Recovery: Washington [state] might rebound faster [than the rest of the country] because there is huge demand for the state’s products and services, whether it’s agriculture, Boeing airplanes, environmental cleanup in developing countries, water systems engineering or medical devices. There is a huge affection for American brands because they stand for quality. The leaders of Vietnam would much prefer to buy products and services from the United States than from China. Those communist leaders openly brag about how they send their children to be educated in the United States for MBA degrees. When you think of the needs of developing countries, there is an enormous opportunity for win-win situations.

Export expansion: We’re partnering with UPS and FedEx to go after that 50 percent of companies that are just exporting to one country to get them to export to other countries. Since they already understand customs and currency issues, it’s a lot easier. Companies can go to a foreign assistance center in Seattle and say they would like to export a product to, say, Hungary or Vietnam, and they will line up 10 companies in those countries for you to talk to. It’s like speed dating. People rave about it.  

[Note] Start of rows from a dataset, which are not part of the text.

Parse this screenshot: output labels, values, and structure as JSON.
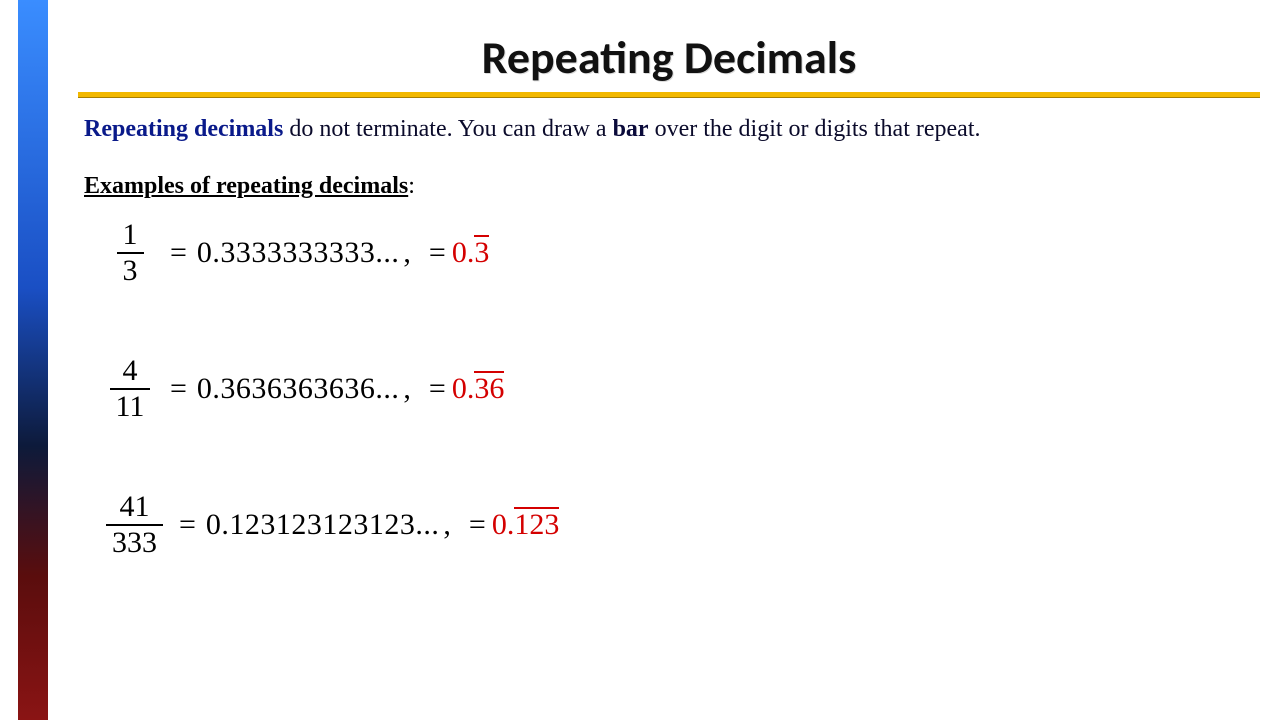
{
  "title": "Repeating Decimals",
  "intro": {
    "keyword1": "Repeating decimals",
    "mid1": " do not terminate.  You can draw a ",
    "keyword2": "bar",
    "mid2": " over the digit or digits that repeat."
  },
  "subhead": "Examples of repeating decimals",
  "examples": [
    {
      "numerator": "1",
      "denominator": "3",
      "expansion": "0.3333333333...",
      "bar_prefix": "0.",
      "bar_repeat": "3"
    },
    {
      "numerator": "4",
      "denominator": "11",
      "expansion": "0.3636363636...",
      "bar_prefix": "0.",
      "bar_repeat": "36"
    },
    {
      "numerator": "41",
      "denominator": "333",
      "expansion": "0.123123123123...",
      "bar_prefix": "0.",
      "bar_repeat": "123"
    }
  ],
  "symbols": {
    "equals": "=",
    "comma": ","
  }
}
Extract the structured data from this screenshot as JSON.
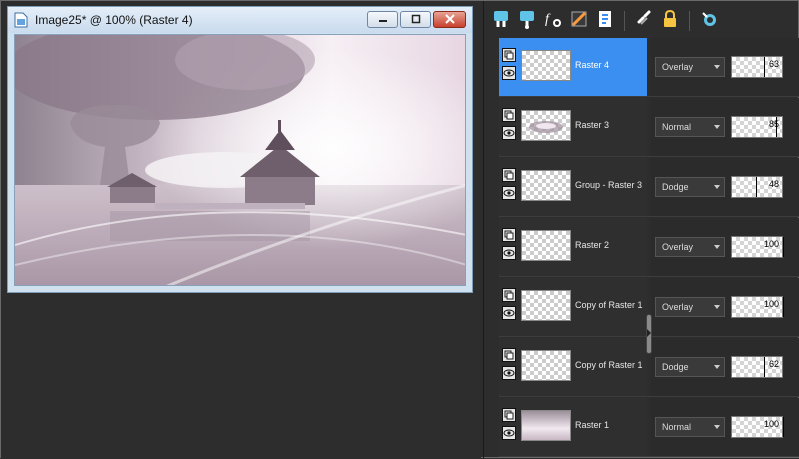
{
  "window": {
    "title": "Image25* @ 100% (Raster 4)",
    "buttons": {
      "minimize": "minimize-icon",
      "maximize": "maximize-icon",
      "close": "close-icon"
    }
  },
  "toolbar": {
    "icons": [
      "new-raster-layer-icon",
      "new-vector-layer-icon",
      "layer-styles-icon",
      "mask-icon",
      "layer-properties-icon",
      "link-icon",
      "lock-icon",
      "more-options-icon"
    ]
  },
  "colors": {
    "selected": "#3b8ff0",
    "panel": "#2d2d2d"
  },
  "layers": [
    {
      "name": "Raster 4",
      "blend": "Overlay",
      "opacity": "63",
      "selected": true,
      "thumb": "transparent"
    },
    {
      "name": "Raster 3",
      "blend": "Normal",
      "opacity": "85",
      "selected": false,
      "thumb": "blot"
    },
    {
      "name": "Group - Raster 3",
      "blend": "Dodge",
      "opacity": "48",
      "selected": false,
      "thumb": "transparent"
    },
    {
      "name": "Raster 2",
      "blend": "Overlay",
      "opacity": "100",
      "selected": false,
      "thumb": "transparent"
    },
    {
      "name": "Copy of Raster 1",
      "blend": "Overlay",
      "opacity": "100",
      "selected": false,
      "thumb": "transparent"
    },
    {
      "name": "Copy of Raster 1",
      "blend": "Dodge",
      "opacity": "62",
      "selected": false,
      "thumb": "transparent"
    },
    {
      "name": "Raster 1",
      "blend": "Normal",
      "opacity": "100",
      "selected": false,
      "thumb": "gradient"
    }
  ]
}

Protecting U.S. jobs: You are actually seeing a lot of manufacturing come back to the United States. Even some Chinese companies want to set up operations here. We need to make sure these projects aren’t bogged down by red tape. We are also promoting tourism through a new travel promotion corporation. We assess a fee on visitors from other countries and we market America around the world—everything from natural attractions like Mount Rainier to Las Vegas.